The problem: The expected answer is all of the entries, written out exactly.

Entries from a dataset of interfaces
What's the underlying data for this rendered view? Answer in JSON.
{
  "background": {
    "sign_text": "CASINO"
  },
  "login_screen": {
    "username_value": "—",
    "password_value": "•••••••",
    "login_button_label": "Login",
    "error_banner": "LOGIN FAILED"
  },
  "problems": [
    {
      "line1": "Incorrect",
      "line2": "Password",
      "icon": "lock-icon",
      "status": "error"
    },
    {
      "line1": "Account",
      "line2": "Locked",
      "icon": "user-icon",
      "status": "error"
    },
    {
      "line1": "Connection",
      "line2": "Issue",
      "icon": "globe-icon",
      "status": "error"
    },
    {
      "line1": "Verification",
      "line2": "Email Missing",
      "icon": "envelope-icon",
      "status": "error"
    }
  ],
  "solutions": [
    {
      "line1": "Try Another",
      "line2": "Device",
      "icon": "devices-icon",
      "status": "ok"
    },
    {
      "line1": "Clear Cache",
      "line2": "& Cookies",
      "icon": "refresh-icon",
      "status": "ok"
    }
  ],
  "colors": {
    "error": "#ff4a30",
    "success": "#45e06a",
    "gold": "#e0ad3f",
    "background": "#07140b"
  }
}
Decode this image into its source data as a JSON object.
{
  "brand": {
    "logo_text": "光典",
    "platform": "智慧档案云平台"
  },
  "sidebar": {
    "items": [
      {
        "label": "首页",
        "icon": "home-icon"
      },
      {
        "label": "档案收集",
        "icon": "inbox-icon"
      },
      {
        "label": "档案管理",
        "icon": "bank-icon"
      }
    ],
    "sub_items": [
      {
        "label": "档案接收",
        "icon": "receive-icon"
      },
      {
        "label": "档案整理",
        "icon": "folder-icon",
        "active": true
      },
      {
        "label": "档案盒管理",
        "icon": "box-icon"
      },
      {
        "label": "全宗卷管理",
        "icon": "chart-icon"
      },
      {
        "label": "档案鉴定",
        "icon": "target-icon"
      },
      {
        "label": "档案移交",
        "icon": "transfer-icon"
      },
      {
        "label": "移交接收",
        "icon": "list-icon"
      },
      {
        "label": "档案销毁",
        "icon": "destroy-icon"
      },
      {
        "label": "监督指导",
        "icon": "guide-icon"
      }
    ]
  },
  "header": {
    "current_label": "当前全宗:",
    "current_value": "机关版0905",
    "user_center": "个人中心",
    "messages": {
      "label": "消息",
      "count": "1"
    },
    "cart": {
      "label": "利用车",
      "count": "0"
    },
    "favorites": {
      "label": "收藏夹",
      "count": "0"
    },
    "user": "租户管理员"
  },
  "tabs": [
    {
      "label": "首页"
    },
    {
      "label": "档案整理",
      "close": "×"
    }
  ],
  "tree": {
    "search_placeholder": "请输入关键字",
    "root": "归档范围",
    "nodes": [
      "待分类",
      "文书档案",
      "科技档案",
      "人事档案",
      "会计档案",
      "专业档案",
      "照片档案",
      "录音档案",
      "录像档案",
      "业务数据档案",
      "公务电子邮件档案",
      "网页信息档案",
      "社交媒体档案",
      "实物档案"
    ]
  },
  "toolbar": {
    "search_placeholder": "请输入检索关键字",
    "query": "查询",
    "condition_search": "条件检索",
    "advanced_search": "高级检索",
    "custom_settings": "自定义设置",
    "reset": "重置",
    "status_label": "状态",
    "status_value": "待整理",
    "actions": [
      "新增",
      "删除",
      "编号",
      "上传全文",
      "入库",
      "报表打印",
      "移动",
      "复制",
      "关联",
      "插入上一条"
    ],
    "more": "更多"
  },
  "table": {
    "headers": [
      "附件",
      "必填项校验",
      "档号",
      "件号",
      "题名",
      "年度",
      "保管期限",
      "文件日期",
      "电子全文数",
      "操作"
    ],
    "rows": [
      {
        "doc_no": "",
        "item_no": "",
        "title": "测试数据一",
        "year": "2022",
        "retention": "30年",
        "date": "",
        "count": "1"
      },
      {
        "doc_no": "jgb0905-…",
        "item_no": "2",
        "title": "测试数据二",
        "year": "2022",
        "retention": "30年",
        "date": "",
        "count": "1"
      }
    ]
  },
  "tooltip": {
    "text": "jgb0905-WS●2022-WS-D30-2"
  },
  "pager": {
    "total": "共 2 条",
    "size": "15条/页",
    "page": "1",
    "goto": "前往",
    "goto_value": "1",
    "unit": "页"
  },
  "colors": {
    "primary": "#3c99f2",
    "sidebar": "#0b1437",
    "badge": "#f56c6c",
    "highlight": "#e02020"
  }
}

Task solution:
What's the underlying data for this rendered view? Answer in JSON.
{
  "background": {
    "sign_text": "CASINO"
  },
  "login_screen": {
    "username_value": "—",
    "password_value": "•••••••",
    "login_button_label": "Login",
    "error_banner": "LOGIN FAILED"
  },
  "problems": [
    {
      "line1": "Incorrect",
      "line2": "Password",
      "icon": "lock-icon",
      "status": "error"
    },
    {
      "line1": "Account",
      "line2": "Locked",
      "icon": "user-icon",
      "status": "error"
    },
    {
      "line1": "Connection",
      "line2": "Issue",
      "icon": "globe-icon",
      "status": "error"
    },
    {
      "line1": "Verification",
      "line2": "Email Missing",
      "icon": "envelope-icon",
      "status": "error"
    }
  ],
  "solutions": [
    {
      "line1": "Try Another",
      "line2": "Device",
      "icon": "devices-icon",
      "status": "ok"
    },
    {
      "line1": "Clear Cache",
      "line2": "& Cookies",
      "icon": "refresh-icon",
      "status": "ok"
    }
  ],
  "colors": {
    "error": "#ff4a30",
    "success": "#45e06a",
    "gold": "#e0ad3f",
    "background": "#07140b"
  }
}
Decode this image into its source data as a JSON object.
{
  "brand": {
    "logo_text": "光典",
    "platform": "智慧档案云平台"
  },
  "sidebar": {
    "items": [
      {
        "label": "首页",
        "icon": "home-icon"
      },
      {
        "label": "档案收集",
        "icon": "inbox-icon"
      },
      {
        "label": "档案管理",
        "icon": "bank-icon"
      }
    ],
    "sub_items": [
      {
        "label": "档案接收",
        "icon": "receive-icon"
      },
      {
        "label": "档案整理",
        "icon": "folder-icon",
        "active": true
      },
      {
        "label": "档案盒管理",
        "icon": "box-icon"
      },
      {
        "label": "全宗卷管理",
        "icon": "chart-icon"
      },
      {
        "label": "档案鉴定",
        "icon": "target-icon"
      },
      {
        "label": "档案移交",
        "icon": "transfer-icon"
      },
      {
        "label": "移交接收",
        "icon": "list-icon"
      },
      {
        "label": "档案销毁",
        "icon": "destroy-icon"
      },
      {
        "label": "监督指导",
        "icon": "guide-icon"
      }
    ]
  },
  "header": {
    "current_label": "当前全宗:",
    "current_value": "机关版0905",
    "user_center": "个人中心",
    "messages": {
      "label": "消息",
      "count": "1"
    },
    "cart": {
      "label": "利用车",
      "count": "0"
    },
    "favorites": {
      "label": "收藏夹",
      "count": "0"
    },
    "user": "租户管理员"
  },
  "tabs": [
    {
      "label": "首页"
    },
    {
      "label": "档案整理",
      "close": "×"
    }
  ],
  "tree": {
    "search_placeholder": "请输入关键字",
    "root": "归档范围",
    "nodes": [
      "待分类",
      "文书档案",
      "科技档案",
      "人事档案",
      "会计档案",
      "专业档案",
      "照片档案",
      "录音档案",
      "录像档案",
      "业务数据档案",
      "公务电子邮件档案",
      "网页信息档案",
      "社交媒体档案",
      "实物档案"
    ]
  },
  "toolbar": {
    "search_placeholder": "请输入检索关键字",
    "query": "查询",
    "condition_search": "条件检索",
    "advanced_search": "高级检索",
    "custom_settings": "自定义设置",
    "reset": "重置",
    "status_label": "状态",
    "status_value": "待整理",
    "actions": [
      "新增",
      "删除",
      "编号",
      "上传全文",
      "入库",
      "报表打印",
      "移动",
      "复制",
      "关联",
      "插入上一条"
    ],
    "more": "更多"
  },
  "table": {
    "headers": [
      "附件",
      "必填项校验",
      "档号",
      "件号",
      "题名",
      "年度",
      "保管期限",
      "文件日期",
      "电子全文数",
      "操作"
    ],
    "rows": [
      {
        "doc_no": "",
        "item_no": "",
        "title": "测试数据一",
        "year": "2022",
        "retention": "30年",
        "date": "",
        "count": "1"
      },
      {
        "doc_no": "jgb0905-…",
        "item_no": "2",
        "title": "测试数据二",
        "year": "2022",
        "retention": "30年",
        "date": "",
        "count": "1"
      }
    ]
  },
  "tooltip": {
    "text": "jgb0905-WS●2022-WS-D30-2"
  },
  "pager": {
    "total": "共 2 条",
    "size": "15条/页",
    "page": "1",
    "goto": "前往",
    "goto_value": "1",
    "unit": "页"
  },
  "colors": {
    "primary": "#3c99f2",
    "sidebar": "#0b1437",
    "badge": "#f56c6c",
    "highlight": "#e02020"
  }
}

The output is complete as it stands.